Records drawn from a dataset:
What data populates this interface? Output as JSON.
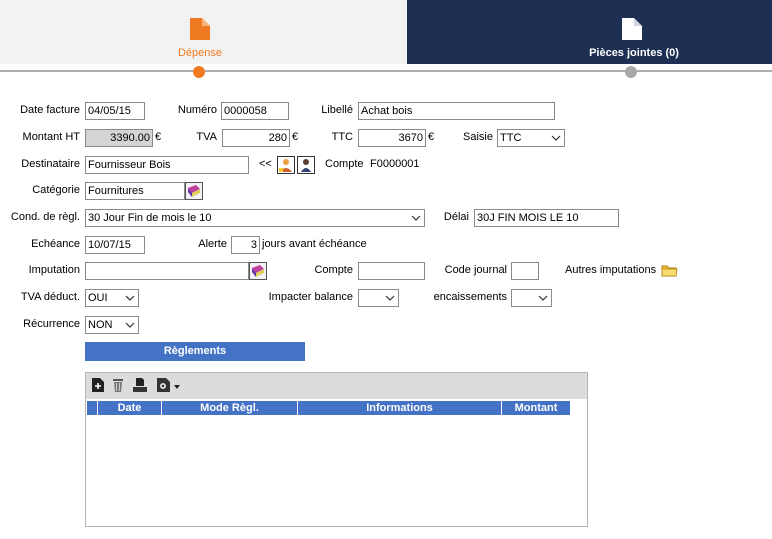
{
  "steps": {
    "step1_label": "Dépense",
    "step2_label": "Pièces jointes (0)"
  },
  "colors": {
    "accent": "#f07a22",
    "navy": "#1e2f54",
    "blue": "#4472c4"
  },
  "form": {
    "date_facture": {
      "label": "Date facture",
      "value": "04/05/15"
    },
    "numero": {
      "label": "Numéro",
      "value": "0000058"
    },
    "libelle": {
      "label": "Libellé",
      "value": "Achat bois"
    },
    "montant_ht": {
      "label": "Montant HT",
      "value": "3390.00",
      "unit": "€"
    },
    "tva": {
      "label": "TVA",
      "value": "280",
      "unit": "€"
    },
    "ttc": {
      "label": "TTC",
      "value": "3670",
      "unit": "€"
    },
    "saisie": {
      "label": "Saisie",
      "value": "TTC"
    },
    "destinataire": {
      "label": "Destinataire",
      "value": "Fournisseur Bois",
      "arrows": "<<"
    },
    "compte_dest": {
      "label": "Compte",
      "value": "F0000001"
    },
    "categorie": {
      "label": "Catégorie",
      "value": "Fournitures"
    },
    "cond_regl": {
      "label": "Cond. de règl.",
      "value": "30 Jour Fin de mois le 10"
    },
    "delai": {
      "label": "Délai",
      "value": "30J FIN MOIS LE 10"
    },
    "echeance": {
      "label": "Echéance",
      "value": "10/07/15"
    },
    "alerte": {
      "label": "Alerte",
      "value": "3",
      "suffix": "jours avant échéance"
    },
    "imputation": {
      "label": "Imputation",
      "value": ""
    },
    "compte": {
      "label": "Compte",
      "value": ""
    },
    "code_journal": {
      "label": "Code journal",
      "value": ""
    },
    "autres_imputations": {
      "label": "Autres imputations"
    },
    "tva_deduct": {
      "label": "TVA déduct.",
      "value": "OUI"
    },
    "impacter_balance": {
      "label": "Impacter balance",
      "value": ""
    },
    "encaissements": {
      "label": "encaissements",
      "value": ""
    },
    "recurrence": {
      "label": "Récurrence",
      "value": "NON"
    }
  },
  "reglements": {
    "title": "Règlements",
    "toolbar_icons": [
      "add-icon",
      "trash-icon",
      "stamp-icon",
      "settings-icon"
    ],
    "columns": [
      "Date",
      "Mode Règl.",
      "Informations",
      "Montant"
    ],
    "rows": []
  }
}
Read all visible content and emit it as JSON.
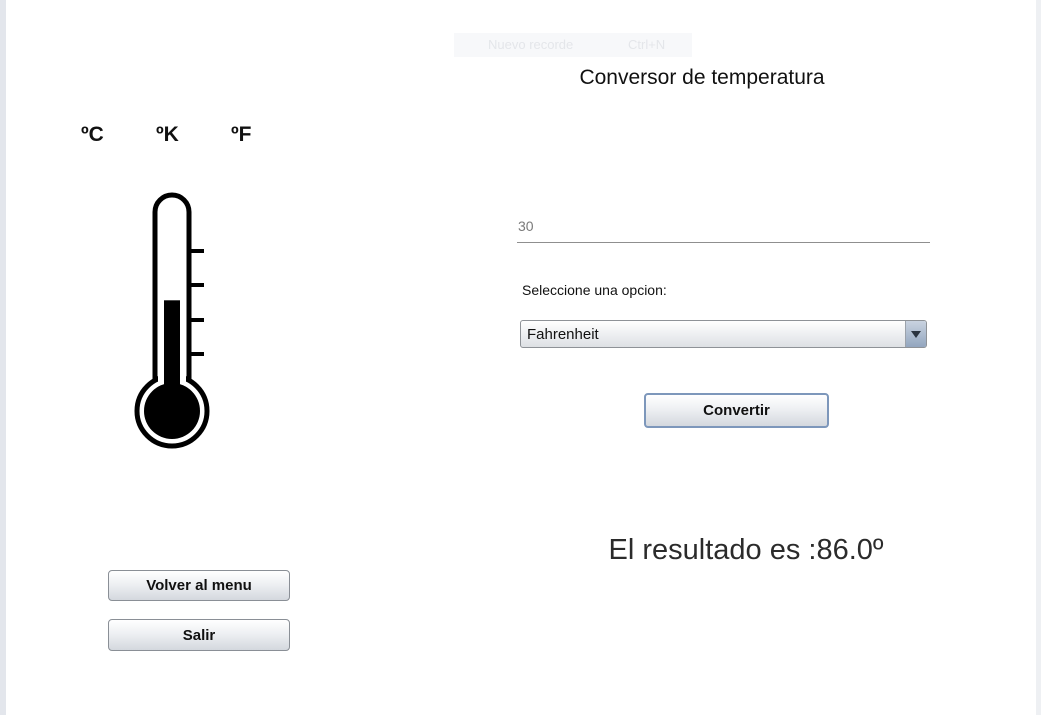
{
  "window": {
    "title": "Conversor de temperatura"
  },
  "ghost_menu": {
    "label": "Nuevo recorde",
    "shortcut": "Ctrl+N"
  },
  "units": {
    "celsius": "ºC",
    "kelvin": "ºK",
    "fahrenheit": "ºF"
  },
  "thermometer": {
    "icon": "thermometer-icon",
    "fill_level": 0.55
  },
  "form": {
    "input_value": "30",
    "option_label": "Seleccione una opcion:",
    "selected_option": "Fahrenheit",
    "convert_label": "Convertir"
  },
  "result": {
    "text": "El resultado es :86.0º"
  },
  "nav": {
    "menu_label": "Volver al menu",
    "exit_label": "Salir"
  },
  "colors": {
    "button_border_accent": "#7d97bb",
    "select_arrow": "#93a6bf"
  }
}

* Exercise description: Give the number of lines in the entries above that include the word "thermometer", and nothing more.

* Problem solution: 2